[[Category:Code]] 
[[Category:Code]] 

+  
+  == See also == 

+  [[List function suggestions]] 
Latest revision as of 00:27, 27 September 2007
Contents 
[edit] 1 Tuples
It is often necessary to apply functions to either the first or the second part of a pair. This is often considered a form of mapping (like map from Data.List).
  Apply a function to the first element of a pair mapFst :: (a > c) > (a, b) > (c, b) mapFst f (a, b) = (f a, b)   Apply a function to the second element of a pair mapSnd :: (b > c) > (a, b) > (a, c) mapSnd f (a, b) = (a, f b)   Apply a function to both elements of a pair mapPair :: (a > c, b > d) > (a, b) > (c, d) mapPair (f, g) (a, b) = (f a, g b)
mapFst
mapSnd
><
mapPair
first
second
***
See also pointfree programming.
[edit] 1.1 Treating pairs and lists in the same way
We can define a Pair class which allows us to process both pairs and nonempty lists using the same operator:
import Control.Arrow ((***)) infixl 4 <**> class Pair p x y  p > x, p > y where toPair :: p > (x, y) (<**>) :: (x > a > b) > (y > a) > p > b (<**>) f g = uncurry id . (f *** g) . toPair instance Pair (a, b) a b where toPair = id instance Pair [a] a [a] where toPair l = (head l, tail l)
[edit] 2 Matrices
A simple representation of matrices is as lists of lists of numbers:
newtype Matrix a = Matrix [[a]] deriving (Eq, Show)
Num
abs
signum
instance Num a => Num (Matrix a) where Matrix as + Matrix bs = Matrix (zipWith (zipWith (+)) as bs) Matrix as  Matrix bs = Matrix (zipWith (zipWith ()) as bs) Matrix as * Matrix bs = Matrix [[sum $ zipWith (*) a b  b < transpose bs]  a < as] negate (Matrix as) = Matrix (map (map negate) as) fromInteger x = Matrix (iterate (0:) (fromInteger x : repeat 0)) abs m = m signum _ = 1
fromInteger
Applying the linear transformation defined by a matrix to a vector is
apply :: Num a => Matrix a > [a] > [a] apply (Matrix as) b = [sum (zipWith (*) a b)  a < as]
[edit] 3 Data.Either extensions
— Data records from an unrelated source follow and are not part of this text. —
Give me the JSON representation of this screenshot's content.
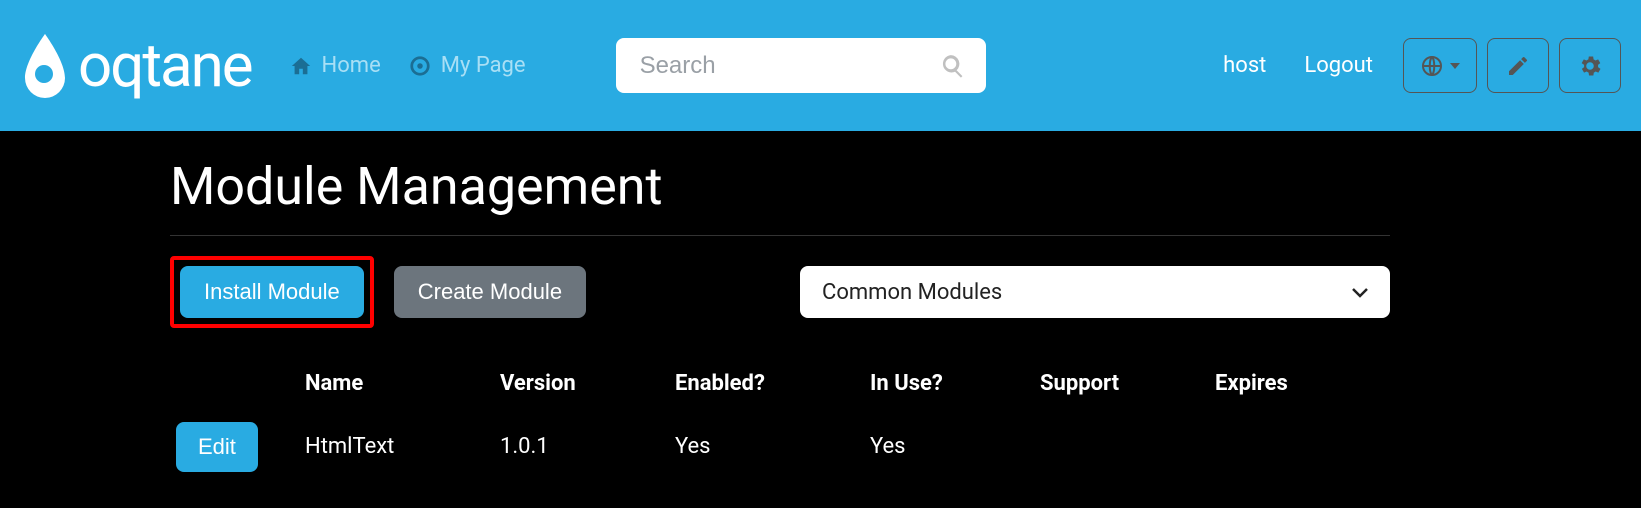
{
  "header": {
    "logo_text": "oqtane",
    "nav": {
      "home": "Home",
      "mypage": "My Page"
    },
    "search_placeholder": "Search",
    "user": "host",
    "logout": "Logout"
  },
  "page": {
    "title": "Module Management",
    "install_label": "Install Module",
    "create_label": "Create Module",
    "filter_selected": "Common Modules"
  },
  "table": {
    "headers": {
      "name": "Name",
      "version": "Version",
      "enabled": "Enabled?",
      "inuse": "In Use?",
      "support": "Support",
      "expires": "Expires"
    },
    "edit_label": "Edit",
    "rows": [
      {
        "name": "HtmlText",
        "version": "1.0.1",
        "enabled": "Yes",
        "inuse": "Yes",
        "support": "",
        "expires": ""
      }
    ]
  }
}
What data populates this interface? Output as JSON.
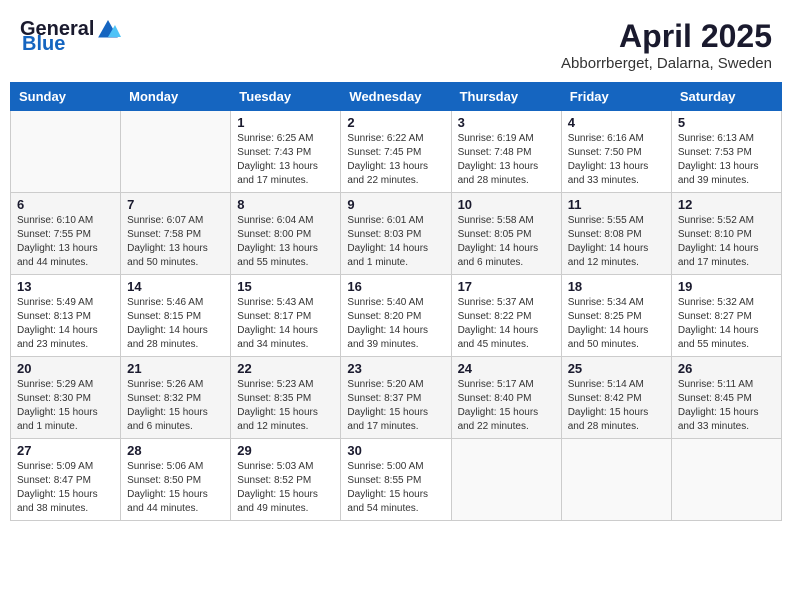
{
  "header": {
    "logo_general": "General",
    "logo_blue": "Blue",
    "month_year": "April 2025",
    "location": "Abborrberget, Dalarna, Sweden"
  },
  "weekdays": [
    "Sunday",
    "Monday",
    "Tuesday",
    "Wednesday",
    "Thursday",
    "Friday",
    "Saturday"
  ],
  "weeks": [
    [
      {
        "day": null,
        "info": null
      },
      {
        "day": null,
        "info": null
      },
      {
        "day": "1",
        "info": "Sunrise: 6:25 AM\nSunset: 7:43 PM\nDaylight: 13 hours and 17 minutes."
      },
      {
        "day": "2",
        "info": "Sunrise: 6:22 AM\nSunset: 7:45 PM\nDaylight: 13 hours and 22 minutes."
      },
      {
        "day": "3",
        "info": "Sunrise: 6:19 AM\nSunset: 7:48 PM\nDaylight: 13 hours and 28 minutes."
      },
      {
        "day": "4",
        "info": "Sunrise: 6:16 AM\nSunset: 7:50 PM\nDaylight: 13 hours and 33 minutes."
      },
      {
        "day": "5",
        "info": "Sunrise: 6:13 AM\nSunset: 7:53 PM\nDaylight: 13 hours and 39 minutes."
      }
    ],
    [
      {
        "day": "6",
        "info": "Sunrise: 6:10 AM\nSunset: 7:55 PM\nDaylight: 13 hours and 44 minutes."
      },
      {
        "day": "7",
        "info": "Sunrise: 6:07 AM\nSunset: 7:58 PM\nDaylight: 13 hours and 50 minutes."
      },
      {
        "day": "8",
        "info": "Sunrise: 6:04 AM\nSunset: 8:00 PM\nDaylight: 13 hours and 55 minutes."
      },
      {
        "day": "9",
        "info": "Sunrise: 6:01 AM\nSunset: 8:03 PM\nDaylight: 14 hours and 1 minute."
      },
      {
        "day": "10",
        "info": "Sunrise: 5:58 AM\nSunset: 8:05 PM\nDaylight: 14 hours and 6 minutes."
      },
      {
        "day": "11",
        "info": "Sunrise: 5:55 AM\nSunset: 8:08 PM\nDaylight: 14 hours and 12 minutes."
      },
      {
        "day": "12",
        "info": "Sunrise: 5:52 AM\nSunset: 8:10 PM\nDaylight: 14 hours and 17 minutes."
      }
    ],
    [
      {
        "day": "13",
        "info": "Sunrise: 5:49 AM\nSunset: 8:13 PM\nDaylight: 14 hours and 23 minutes."
      },
      {
        "day": "14",
        "info": "Sunrise: 5:46 AM\nSunset: 8:15 PM\nDaylight: 14 hours and 28 minutes."
      },
      {
        "day": "15",
        "info": "Sunrise: 5:43 AM\nSunset: 8:17 PM\nDaylight: 14 hours and 34 minutes."
      },
      {
        "day": "16",
        "info": "Sunrise: 5:40 AM\nSunset: 8:20 PM\nDaylight: 14 hours and 39 minutes."
      },
      {
        "day": "17",
        "info": "Sunrise: 5:37 AM\nSunset: 8:22 PM\nDaylight: 14 hours and 45 minutes."
      },
      {
        "day": "18",
        "info": "Sunrise: 5:34 AM\nSunset: 8:25 PM\nDaylight: 14 hours and 50 minutes."
      },
      {
        "day": "19",
        "info": "Sunrise: 5:32 AM\nSunset: 8:27 PM\nDaylight: 14 hours and 55 minutes."
      }
    ],
    [
      {
        "day": "20",
        "info": "Sunrise: 5:29 AM\nSunset: 8:30 PM\nDaylight: 15 hours and 1 minute."
      },
      {
        "day": "21",
        "info": "Sunrise: 5:26 AM\nSunset: 8:32 PM\nDaylight: 15 hours and 6 minutes."
      },
      {
        "day": "22",
        "info": "Sunrise: 5:23 AM\nSunset: 8:35 PM\nDaylight: 15 hours and 12 minutes."
      },
      {
        "day": "23",
        "info": "Sunrise: 5:20 AM\nSunset: 8:37 PM\nDaylight: 15 hours and 17 minutes."
      },
      {
        "day": "24",
        "info": "Sunrise: 5:17 AM\nSunset: 8:40 PM\nDaylight: 15 hours and 22 minutes."
      },
      {
        "day": "25",
        "info": "Sunrise: 5:14 AM\nSunset: 8:42 PM\nDaylight: 15 hours and 28 minutes."
      },
      {
        "day": "26",
        "info": "Sunrise: 5:11 AM\nSunset: 8:45 PM\nDaylight: 15 hours and 33 minutes."
      }
    ],
    [
      {
        "day": "27",
        "info": "Sunrise: 5:09 AM\nSunset: 8:47 PM\nDaylight: 15 hours and 38 minutes."
      },
      {
        "day": "28",
        "info": "Sunrise: 5:06 AM\nSunset: 8:50 PM\nDaylight: 15 hours and 44 minutes."
      },
      {
        "day": "29",
        "info": "Sunrise: 5:03 AM\nSunset: 8:52 PM\nDaylight: 15 hours and 49 minutes."
      },
      {
        "day": "30",
        "info": "Sunrise: 5:00 AM\nSunset: 8:55 PM\nDaylight: 15 hours and 54 minutes."
      },
      {
        "day": null,
        "info": null
      },
      {
        "day": null,
        "info": null
      },
      {
        "day": null,
        "info": null
      }
    ]
  ]
}
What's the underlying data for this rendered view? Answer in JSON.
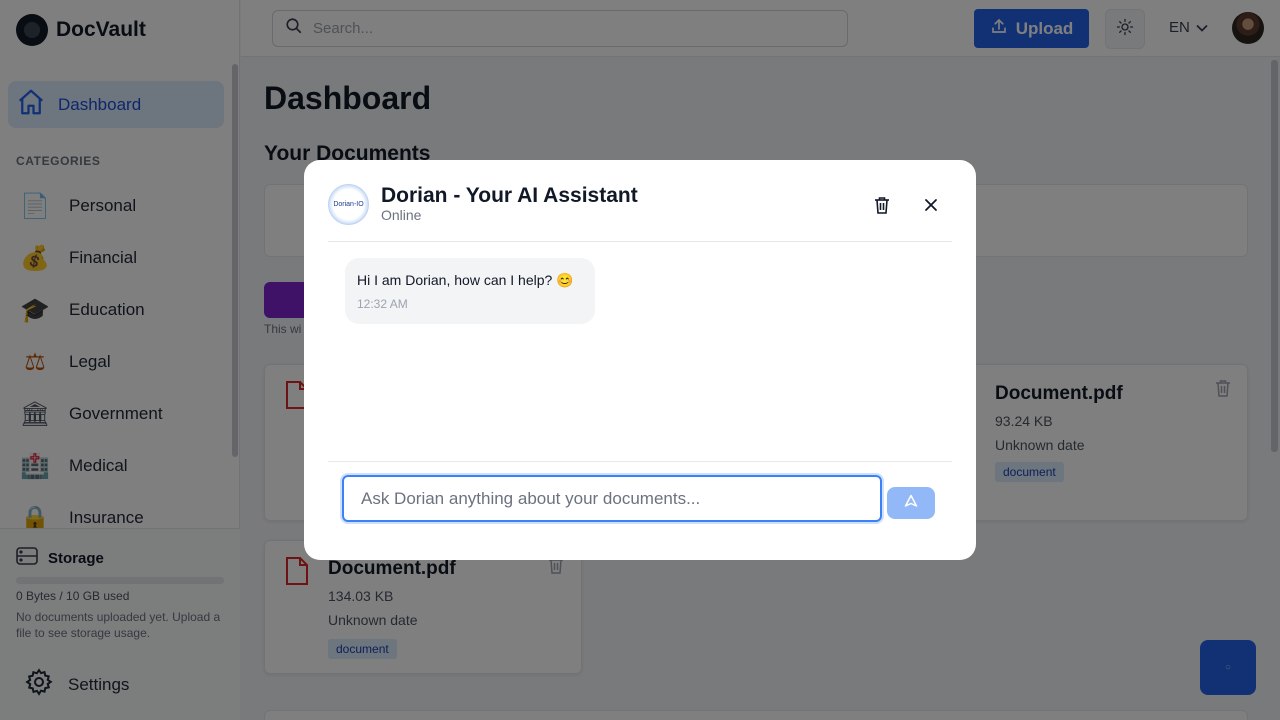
{
  "app": {
    "name": "DocVault"
  },
  "sidebar": {
    "dashboard_label": "Dashboard",
    "categories_title": "CATEGORIES",
    "categories": [
      {
        "label": "Personal",
        "icon": "document-icon",
        "glyph": "📄"
      },
      {
        "label": "Financial",
        "icon": "money-bag-icon",
        "glyph": "💰"
      },
      {
        "label": "Education",
        "icon": "graduation-cap-icon",
        "glyph": "🎓"
      },
      {
        "label": "Legal",
        "icon": "scales-icon",
        "glyph": "⚖"
      },
      {
        "label": "Government",
        "icon": "government-building-icon",
        "glyph": "🏛"
      },
      {
        "label": "Medical",
        "icon": "medical-icon",
        "glyph": "🏥"
      },
      {
        "label": "Insurance",
        "icon": "lock-icon",
        "glyph": "🔒"
      }
    ],
    "storage_title": "Storage",
    "storage_used": "0 Bytes / 10 GB used",
    "storage_fraction": 0,
    "storage_note": "No documents uploaded yet. Upload a file to see storage usage.",
    "settings_label": "Settings"
  },
  "header": {
    "search_placeholder": "Search...",
    "upload_label": "Upload",
    "language": "EN"
  },
  "main": {
    "title": "Dashboard",
    "section_title": "Your Documents",
    "hint": "This wi",
    "documents": [
      {
        "name": "Document.pdf",
        "size": "93.24 KB",
        "date": "Unknown date",
        "tag": "document"
      },
      {
        "name": "Document.pdf",
        "size": "134.03 KB",
        "date": "Unknown date",
        "tag": "document"
      }
    ],
    "fab_glyph": "○"
  },
  "chat": {
    "avatar_text": "Dorian-IO",
    "title": "Dorian - Your AI Assistant",
    "status": "Online",
    "messages": [
      {
        "text": "Hi I am Dorian, how can I help? 😊",
        "time": "12:32 AM"
      }
    ],
    "input_placeholder": "Ask Dorian anything about your documents..."
  },
  "colors": {
    "accent": "#2563eb",
    "active_nav_bg": "#dbeafe",
    "pdf_red": "#dc2626",
    "purple": "#7e22ce"
  }
}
import Data.Either either', trigger, trigger_, switch :: (a > b) > (a > b) > Either a a > Either b b either' f g (Left x) = Left (f x) either' f g (Right x) = Right (g x) trigger f g (Left x) = Left (f x) trigger f g (Right x) = Left (g x) trigger_ f g (Left x) = Right (f x) trigger_ f g (Right x) = Right (g x) switch f g (Left x) = Right (f x) switch f g (Right x) = Left (g x) sure :: (a>b) > Either a a > b sure f = either f f sure' :: (a>b) > Either a a > Either b b sure' f = either' f f